▶ How to complete this task
Report how many lines in the records below contain the word "screenshot". Give only the number.

(The data begins)

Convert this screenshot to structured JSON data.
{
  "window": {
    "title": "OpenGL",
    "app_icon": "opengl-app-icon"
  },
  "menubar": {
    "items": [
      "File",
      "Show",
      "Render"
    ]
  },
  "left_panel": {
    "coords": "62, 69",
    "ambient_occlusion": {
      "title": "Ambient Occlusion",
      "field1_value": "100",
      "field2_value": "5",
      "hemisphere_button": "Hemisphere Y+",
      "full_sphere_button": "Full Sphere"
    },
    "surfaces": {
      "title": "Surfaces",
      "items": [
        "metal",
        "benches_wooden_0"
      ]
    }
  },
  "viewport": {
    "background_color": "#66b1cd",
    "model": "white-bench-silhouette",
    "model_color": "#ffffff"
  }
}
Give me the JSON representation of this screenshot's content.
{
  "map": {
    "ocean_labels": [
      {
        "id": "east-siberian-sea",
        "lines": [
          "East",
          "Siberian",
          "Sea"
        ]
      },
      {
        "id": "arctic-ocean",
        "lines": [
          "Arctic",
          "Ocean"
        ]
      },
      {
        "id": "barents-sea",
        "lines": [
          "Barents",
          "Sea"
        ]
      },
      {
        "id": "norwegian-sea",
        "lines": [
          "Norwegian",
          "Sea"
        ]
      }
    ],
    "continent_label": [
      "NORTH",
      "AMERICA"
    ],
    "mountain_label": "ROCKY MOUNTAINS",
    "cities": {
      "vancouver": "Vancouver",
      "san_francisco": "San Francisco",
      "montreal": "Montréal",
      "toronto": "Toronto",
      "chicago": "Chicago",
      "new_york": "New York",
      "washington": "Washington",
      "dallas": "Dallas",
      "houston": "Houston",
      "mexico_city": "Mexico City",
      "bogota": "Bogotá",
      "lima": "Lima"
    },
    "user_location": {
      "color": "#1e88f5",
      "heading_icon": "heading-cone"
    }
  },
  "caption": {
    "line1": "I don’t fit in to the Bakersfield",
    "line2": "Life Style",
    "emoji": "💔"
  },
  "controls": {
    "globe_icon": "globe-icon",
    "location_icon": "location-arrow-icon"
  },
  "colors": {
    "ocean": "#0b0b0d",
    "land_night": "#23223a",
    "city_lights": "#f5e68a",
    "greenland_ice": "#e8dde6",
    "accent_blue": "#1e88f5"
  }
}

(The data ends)

▶ Exercise answer
2